Simplifying assumptions, even those seemingly false, are common in fun math problems. The point is just that, the math. I'm sure the traveling salesman had issues to think about other than the classic math of the problem.
Just for my information, any references to strengthen your last statement?
Atoms, as long as the amount being sequestered in the water or the soil isn't significant. Oxygen is probably a write-off, since there's far more oxygen atoms in the oceans than in the atmosphere, and since O_2 to H_2O is part of animal respiration. Nitrogen, perhaps, might be more constant, but honestly I just don't know enough about the nitrogen cycle to have a good idea.
Ah, but the third most common component of the air is argon, which is deliciously chemically inactive. You could at least compute the probability that you're breathing in some of Caesar's argon.
Of course. And the other thing that's common in fun math problems is that as soon as you're done someone's gonna say "That's great, but..." and point out something you've ignored. It's all part of the game, and I'm just playing along, not being critical.
P.S. - Reminded me of one of those questions they ask at McKinsey when recruiting new analysts. E.g. How many golf balls are in the United States?
(I also hesitate because it will kick off a storm of People on the Internet Arguing about Physics...)
but this is just wrong. It is irreparably wrong. The idea that a given oxygen molecule (or an oxygen atom, or an electron) in BCE 44 can be identified with an oxygen molecule (etc.) in the present day runs fundamentally counter to the way the universe works.
Put it this way. In python, we have mutable variables, which have identity. so we can say
>>> a is b
>>> a is c
>>> a, b, c
Starting out, a and b are the same empty list, and c is a different empty list. It seems naively that we could say the same of particles or atoms. That though we couldn't see it, or hope to trace its history, there existed some electron in 44 BCE that "was the same electron as" some electron today. But that is not how the universe is implemented. Every electron is the same as every other electron. Think immutable, not mutable variables. The state in 44 BCE is not "electron #4892489 is here, and electron #4892490 is there", it is "there exist electrons here, here, here (etc.)" (and they have thus-and-such spins, momenta, etc. etc.)

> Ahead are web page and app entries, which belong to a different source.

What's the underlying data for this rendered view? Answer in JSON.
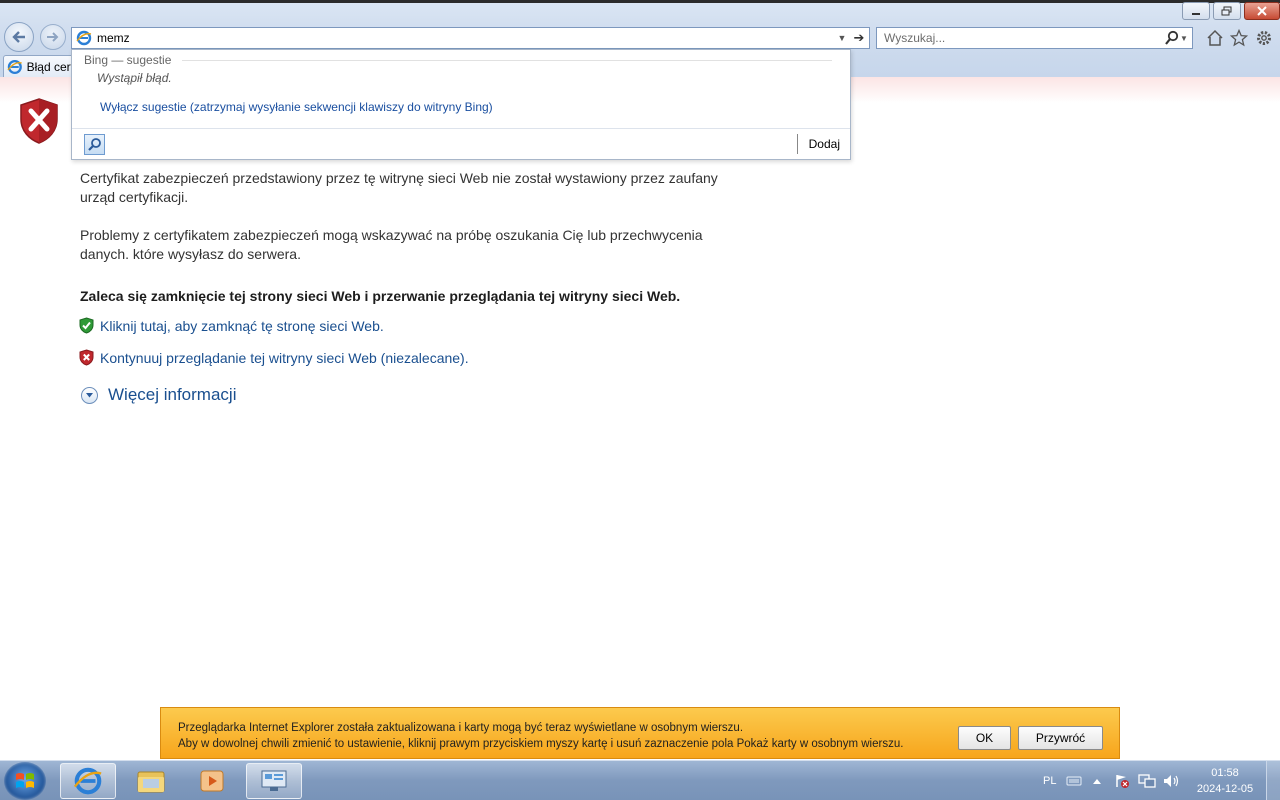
{
  "browser": {
    "address_value": "memz",
    "search_placeholder": "Wyszukaj...",
    "tab_title": "Błąd cert"
  },
  "suggestions": {
    "provider": "Bing — sugestie",
    "error": "Wystąpił błąd.",
    "disable_link": "Wyłącz sugestie (zatrzymaj wysyłanie sekwencji klawiszy do witryny Bing)",
    "add_label": "Dodaj"
  },
  "page": {
    "paragraph1": "Certyfikat zabezpieczeń przedstawiony przez tę witrynę sieci Web nie został wystawiony przez zaufany urząd certyfikacji.",
    "paragraph2": "Problemy z certyfikatem zabezpieczeń mogą wskazywać na próbę oszukania Cię lub przechwycenia danych. które wysyłasz do serwera.",
    "recommendation": "Zaleca się zamknięcie tej strony sieci Web i przerwanie przeglądania tej witryny sieci Web.",
    "close_link": "Kliknij tutaj, aby zamknąć tę stronę sieci Web.",
    "continue_link": "Kontynuuj przeglądanie tej witryny sieci Web (niezalecane).",
    "more_info": "Więcej informacji"
  },
  "notification": {
    "line1": "Przeglądarka Internet Explorer została zaktualizowana i karty mogą być teraz wyświetlane w osobnym wierszu.",
    "line2": "Aby w dowolnej chwili zmienić to ustawienie, kliknij prawym przyciskiem myszy kartę i usuń zaznaczenie pola Pokaż karty w osobnym wierszu.",
    "ok_label": "OK",
    "restore_label": "Przywróć"
  },
  "taskbar": {
    "language": "PL",
    "time": "01:58",
    "date": "2024-12-05"
  },
  "icons": [
    "back-icon",
    "forward-icon",
    "ie-icon",
    "home-icon",
    "favorites-star-icon",
    "settings-gear-icon",
    "shield-error-icon",
    "shield-check-icon",
    "search-icon"
  ],
  "colors": {
    "link": "#1a4f8f",
    "notification_bg": "#f9b632",
    "error_red": "#c0282d"
  }
}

[1-10^-23]^[10^22] ~ [e^(10^-23)x(10^22)] = e^(0.1) ~ 0.9
-> 90% chance that any given breath contains none of Caesar's last.
The breath numbers seem correct as well: http://www.wolframalpha.com/input/?i=volume+breath+human+*+d...
> To determine the probability of not just one thing but of a whole bunch of things that are causally unconnected happening together, we multiply the individual probabilities
You can multiply probabilities of individual events only if you know they are independent, i.e. their correlation is zero (as opposed to anything involving causation). I am not convinced that the molecules that were once in one place would get distributed to zero correlation even after 2000+ years. Well, this at least requires an analysis on its own.